From Safety Net to Self Sufficiency: A CJC Proposal for a State Mixed Strategy Approach to Prepare TANF and Food Stamp Employment and Training Participants for Illinois' Skilled Workforce

November 1, 2003

Report details CJC's recommendation that Illinois Department of Human Services (IDHS) adopt a mixed strategy approach for Illinois' TANF and Food Stamp E&T programs. Features of this approach should include individualized assessment and employment planning; flexible combinations of education, training, life skills, and job search toward maximized job placement and career advancement; and necessary supportive services to address employment barriers and enhance family well-being. The Department must identify new local office performance measures and training which reorient services and service deliverers to success defined by skills attainment, wage placement, barrier reduction, and work support receipt.

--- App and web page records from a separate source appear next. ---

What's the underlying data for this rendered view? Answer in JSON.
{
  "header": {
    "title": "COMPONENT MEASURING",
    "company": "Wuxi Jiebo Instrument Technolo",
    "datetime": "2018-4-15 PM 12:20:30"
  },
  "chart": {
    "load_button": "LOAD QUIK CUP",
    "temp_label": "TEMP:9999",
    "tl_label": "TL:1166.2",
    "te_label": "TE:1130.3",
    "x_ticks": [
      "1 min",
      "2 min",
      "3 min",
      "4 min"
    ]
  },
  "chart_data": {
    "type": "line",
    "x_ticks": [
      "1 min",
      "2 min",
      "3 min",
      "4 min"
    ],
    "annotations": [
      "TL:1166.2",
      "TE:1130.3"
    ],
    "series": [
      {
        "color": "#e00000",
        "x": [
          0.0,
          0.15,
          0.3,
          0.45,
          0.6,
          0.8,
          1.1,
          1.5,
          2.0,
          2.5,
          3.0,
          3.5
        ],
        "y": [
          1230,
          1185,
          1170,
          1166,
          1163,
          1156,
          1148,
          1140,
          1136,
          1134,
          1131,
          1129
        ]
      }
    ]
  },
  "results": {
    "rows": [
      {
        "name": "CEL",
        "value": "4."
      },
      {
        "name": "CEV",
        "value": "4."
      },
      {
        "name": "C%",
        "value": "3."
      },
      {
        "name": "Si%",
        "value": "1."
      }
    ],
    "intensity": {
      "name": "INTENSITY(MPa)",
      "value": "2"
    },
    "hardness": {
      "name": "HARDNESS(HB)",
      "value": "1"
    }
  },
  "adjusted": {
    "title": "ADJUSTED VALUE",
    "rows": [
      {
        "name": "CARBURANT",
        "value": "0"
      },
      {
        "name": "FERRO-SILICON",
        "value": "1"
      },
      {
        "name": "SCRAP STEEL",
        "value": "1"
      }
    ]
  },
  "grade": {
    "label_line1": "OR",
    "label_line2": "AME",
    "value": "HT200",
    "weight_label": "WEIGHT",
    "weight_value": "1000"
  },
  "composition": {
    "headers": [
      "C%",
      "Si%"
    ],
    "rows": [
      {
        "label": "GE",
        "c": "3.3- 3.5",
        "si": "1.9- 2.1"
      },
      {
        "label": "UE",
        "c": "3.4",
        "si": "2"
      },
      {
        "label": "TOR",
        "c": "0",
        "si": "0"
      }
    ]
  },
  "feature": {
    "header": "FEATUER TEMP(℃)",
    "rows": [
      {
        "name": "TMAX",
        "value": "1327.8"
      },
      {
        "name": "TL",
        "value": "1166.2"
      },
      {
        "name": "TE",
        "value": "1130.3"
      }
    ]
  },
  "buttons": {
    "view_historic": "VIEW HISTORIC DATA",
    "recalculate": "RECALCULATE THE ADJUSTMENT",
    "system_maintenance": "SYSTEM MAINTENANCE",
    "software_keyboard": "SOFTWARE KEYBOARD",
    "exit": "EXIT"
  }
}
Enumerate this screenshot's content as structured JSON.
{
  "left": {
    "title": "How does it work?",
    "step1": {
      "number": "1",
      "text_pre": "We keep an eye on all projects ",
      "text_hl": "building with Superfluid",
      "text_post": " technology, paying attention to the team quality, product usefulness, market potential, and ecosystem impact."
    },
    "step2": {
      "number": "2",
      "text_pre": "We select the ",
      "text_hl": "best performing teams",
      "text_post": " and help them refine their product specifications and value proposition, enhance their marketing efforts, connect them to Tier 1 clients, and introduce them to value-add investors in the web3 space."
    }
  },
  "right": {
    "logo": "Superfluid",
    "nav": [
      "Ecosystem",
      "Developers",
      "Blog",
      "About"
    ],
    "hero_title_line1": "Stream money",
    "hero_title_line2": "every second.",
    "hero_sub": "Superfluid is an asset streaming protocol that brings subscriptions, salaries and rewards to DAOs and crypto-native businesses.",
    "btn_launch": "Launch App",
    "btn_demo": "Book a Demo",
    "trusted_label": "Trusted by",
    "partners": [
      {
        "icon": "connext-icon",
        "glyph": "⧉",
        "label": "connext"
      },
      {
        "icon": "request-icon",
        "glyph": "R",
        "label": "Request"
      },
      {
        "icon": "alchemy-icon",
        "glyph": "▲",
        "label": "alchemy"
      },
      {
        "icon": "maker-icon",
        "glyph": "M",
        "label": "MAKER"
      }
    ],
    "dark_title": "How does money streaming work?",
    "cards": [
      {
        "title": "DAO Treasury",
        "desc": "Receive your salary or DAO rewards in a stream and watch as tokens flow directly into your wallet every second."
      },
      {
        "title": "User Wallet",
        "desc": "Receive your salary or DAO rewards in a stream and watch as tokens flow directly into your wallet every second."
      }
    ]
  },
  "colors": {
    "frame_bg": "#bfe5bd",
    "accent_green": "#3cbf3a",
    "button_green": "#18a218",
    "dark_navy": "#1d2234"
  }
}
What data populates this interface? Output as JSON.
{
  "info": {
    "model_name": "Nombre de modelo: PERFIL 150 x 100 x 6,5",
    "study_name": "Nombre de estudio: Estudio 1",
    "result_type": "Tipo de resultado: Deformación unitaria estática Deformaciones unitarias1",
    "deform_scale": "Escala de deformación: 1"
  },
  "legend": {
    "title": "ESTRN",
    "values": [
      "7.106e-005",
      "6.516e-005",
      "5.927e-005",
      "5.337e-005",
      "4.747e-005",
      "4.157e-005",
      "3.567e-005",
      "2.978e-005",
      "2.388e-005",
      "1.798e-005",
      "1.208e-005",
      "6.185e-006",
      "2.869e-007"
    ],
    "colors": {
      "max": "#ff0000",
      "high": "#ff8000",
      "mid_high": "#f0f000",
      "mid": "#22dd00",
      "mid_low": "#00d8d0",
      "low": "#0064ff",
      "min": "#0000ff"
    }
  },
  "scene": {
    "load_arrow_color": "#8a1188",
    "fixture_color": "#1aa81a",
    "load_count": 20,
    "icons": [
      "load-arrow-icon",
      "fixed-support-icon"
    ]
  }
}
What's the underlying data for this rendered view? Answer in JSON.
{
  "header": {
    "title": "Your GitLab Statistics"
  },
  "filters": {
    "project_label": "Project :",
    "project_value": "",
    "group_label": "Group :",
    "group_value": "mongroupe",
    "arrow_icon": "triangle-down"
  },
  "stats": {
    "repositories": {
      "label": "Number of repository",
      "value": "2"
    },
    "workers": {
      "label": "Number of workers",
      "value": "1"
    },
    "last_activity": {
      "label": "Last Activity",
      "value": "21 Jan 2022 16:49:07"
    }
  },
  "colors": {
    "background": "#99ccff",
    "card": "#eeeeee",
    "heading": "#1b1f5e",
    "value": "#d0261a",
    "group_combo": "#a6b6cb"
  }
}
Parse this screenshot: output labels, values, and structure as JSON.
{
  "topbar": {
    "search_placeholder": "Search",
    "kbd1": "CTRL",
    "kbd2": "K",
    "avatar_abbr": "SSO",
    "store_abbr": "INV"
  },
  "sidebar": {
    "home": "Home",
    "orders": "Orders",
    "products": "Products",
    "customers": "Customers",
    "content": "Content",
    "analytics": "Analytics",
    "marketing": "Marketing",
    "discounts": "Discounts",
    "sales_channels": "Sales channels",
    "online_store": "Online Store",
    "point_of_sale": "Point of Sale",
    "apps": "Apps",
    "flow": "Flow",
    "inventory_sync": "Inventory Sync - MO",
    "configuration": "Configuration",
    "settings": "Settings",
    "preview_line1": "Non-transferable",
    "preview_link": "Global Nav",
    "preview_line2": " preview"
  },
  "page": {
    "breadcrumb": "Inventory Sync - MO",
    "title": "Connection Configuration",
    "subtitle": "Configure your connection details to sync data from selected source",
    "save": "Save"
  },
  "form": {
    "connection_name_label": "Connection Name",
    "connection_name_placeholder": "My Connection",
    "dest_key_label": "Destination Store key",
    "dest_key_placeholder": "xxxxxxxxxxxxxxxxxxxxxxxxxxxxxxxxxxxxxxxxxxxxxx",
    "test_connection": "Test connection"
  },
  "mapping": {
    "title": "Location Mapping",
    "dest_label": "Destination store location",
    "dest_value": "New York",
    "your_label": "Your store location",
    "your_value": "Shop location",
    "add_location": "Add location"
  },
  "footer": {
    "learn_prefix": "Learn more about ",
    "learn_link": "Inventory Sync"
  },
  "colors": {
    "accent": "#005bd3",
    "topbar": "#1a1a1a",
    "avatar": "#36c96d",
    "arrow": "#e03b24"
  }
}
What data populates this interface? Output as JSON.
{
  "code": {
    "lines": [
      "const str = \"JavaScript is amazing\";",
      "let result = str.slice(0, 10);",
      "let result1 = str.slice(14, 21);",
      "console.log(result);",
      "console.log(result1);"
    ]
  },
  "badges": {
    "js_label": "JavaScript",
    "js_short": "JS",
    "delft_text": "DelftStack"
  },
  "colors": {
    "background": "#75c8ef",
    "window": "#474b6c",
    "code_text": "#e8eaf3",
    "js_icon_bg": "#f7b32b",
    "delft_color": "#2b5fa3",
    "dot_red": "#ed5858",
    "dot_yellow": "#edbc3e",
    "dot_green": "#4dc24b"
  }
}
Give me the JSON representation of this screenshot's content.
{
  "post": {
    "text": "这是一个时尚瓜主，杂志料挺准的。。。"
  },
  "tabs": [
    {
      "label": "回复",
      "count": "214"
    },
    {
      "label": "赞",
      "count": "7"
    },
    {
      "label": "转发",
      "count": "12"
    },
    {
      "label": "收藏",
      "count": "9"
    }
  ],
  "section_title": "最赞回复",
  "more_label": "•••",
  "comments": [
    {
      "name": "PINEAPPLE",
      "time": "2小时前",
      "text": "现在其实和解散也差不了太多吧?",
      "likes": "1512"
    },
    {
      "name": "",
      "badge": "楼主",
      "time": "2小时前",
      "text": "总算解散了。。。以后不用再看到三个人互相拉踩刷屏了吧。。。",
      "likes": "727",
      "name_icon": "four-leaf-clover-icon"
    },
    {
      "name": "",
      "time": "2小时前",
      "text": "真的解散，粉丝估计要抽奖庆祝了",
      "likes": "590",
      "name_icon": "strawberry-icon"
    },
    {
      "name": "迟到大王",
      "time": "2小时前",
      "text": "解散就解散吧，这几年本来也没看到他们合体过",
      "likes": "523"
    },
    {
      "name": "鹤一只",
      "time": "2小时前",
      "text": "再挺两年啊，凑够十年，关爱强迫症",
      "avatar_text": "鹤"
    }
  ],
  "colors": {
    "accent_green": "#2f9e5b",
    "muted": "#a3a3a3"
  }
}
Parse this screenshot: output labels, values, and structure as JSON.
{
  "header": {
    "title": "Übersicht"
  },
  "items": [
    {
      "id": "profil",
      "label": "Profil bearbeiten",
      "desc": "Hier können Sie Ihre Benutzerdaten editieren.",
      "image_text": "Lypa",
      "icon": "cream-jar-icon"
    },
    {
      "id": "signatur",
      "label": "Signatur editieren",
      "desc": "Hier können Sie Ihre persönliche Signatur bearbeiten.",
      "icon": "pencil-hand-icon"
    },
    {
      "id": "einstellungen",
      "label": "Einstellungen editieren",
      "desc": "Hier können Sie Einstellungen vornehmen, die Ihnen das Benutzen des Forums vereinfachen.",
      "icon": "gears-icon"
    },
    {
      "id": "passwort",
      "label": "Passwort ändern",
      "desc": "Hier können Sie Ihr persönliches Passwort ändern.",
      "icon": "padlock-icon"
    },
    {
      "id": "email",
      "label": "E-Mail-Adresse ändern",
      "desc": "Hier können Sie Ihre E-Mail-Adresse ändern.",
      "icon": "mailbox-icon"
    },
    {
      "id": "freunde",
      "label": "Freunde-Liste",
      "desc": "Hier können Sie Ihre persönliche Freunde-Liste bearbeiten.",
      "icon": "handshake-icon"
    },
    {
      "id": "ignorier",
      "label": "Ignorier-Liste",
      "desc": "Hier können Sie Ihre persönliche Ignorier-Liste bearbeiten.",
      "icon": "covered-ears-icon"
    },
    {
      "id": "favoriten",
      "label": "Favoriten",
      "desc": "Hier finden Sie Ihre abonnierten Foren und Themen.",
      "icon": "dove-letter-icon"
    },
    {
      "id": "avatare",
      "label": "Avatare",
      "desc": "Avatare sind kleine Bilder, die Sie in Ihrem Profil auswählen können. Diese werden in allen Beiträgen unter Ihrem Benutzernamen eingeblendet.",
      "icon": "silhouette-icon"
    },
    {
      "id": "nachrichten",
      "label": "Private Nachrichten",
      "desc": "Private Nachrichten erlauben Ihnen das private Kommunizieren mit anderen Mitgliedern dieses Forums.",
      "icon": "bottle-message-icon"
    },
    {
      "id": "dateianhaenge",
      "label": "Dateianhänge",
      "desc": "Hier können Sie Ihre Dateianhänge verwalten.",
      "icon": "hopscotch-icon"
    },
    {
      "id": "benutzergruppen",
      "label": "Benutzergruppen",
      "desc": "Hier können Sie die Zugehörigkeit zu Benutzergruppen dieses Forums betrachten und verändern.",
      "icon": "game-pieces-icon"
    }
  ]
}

There is no better time than now to align IDHS TANF and Food Stamp work requirements along the continuum of workforce development system expectations so that participants have real access to employment services and real opportunities for family-sustaining employment. CJC is committed to working with the Department to imagine the implementation of a mixed strategy approach in Illinois and to achieve the best possible labor market results for Illinois' poor and working poor individuals and families, as well as Illinois' economy.

Investing, Improving, and Measuring Workplace Skills

November 1, 2003

Despite evidence that workplace literacy programs can be effective at improving the lives of workers and the bottom line of businesses, the lack of a dedicated funding source is likely to diminish the number and/or capacity of these programs significantly. Still, the growing skills gap facing the nation creates an ongoing imperative that the Congress and the federal government continue to fund strategies that are aimed specifically at upgrading the literacy and technical skills of the workforce. This paper describes some of the economic and demographic factors that impact program strategies; draws on recent research on promising programmatic and system strategies for concurrently addressing the needs of workers and businesses; and concludes with a set of recommendations for policymakers to consider that, if implemented, would support these strategies.

Illinois 2003 - Workforce and Economic Development: Investing in the Future of Illinois

October 1, 2003

The Chicago Jobs Council embarked upon this project -- aimed at documenting federal and state workforce development funding available in Illinois -- to assist policymakers and other stakeholders in making strategic investments to meet the needs of Illinois' job seekers, workers, and businesses, and ultimately to help achieve Governor Blagojevich's vision of ensuring Illinois'success in a New Economy. The inside funding streams map represents a snapshot of the workforce development funding that was available for Illinois' workforce in FY02. Due to federal and state budget realities,some of the appropriations amounts listed have been reduced, and changes in political leadership have resulted in some administrative and program changes. Overall, the map is a good reflection of Illinois' workforce development system today. The Chicago Jobs Council believes that workforce development funding should be charted on an annual basis - using this map as a framework - to help manage decisions about how to invest program dollars and fill program gaps for the neediest job seekers. The following list of the key elements needed to build a flexible and skilled workforce in Illinois was developed using the insight and the extensive experiences of CJC members in providing workforce services and evaluating workforce programs.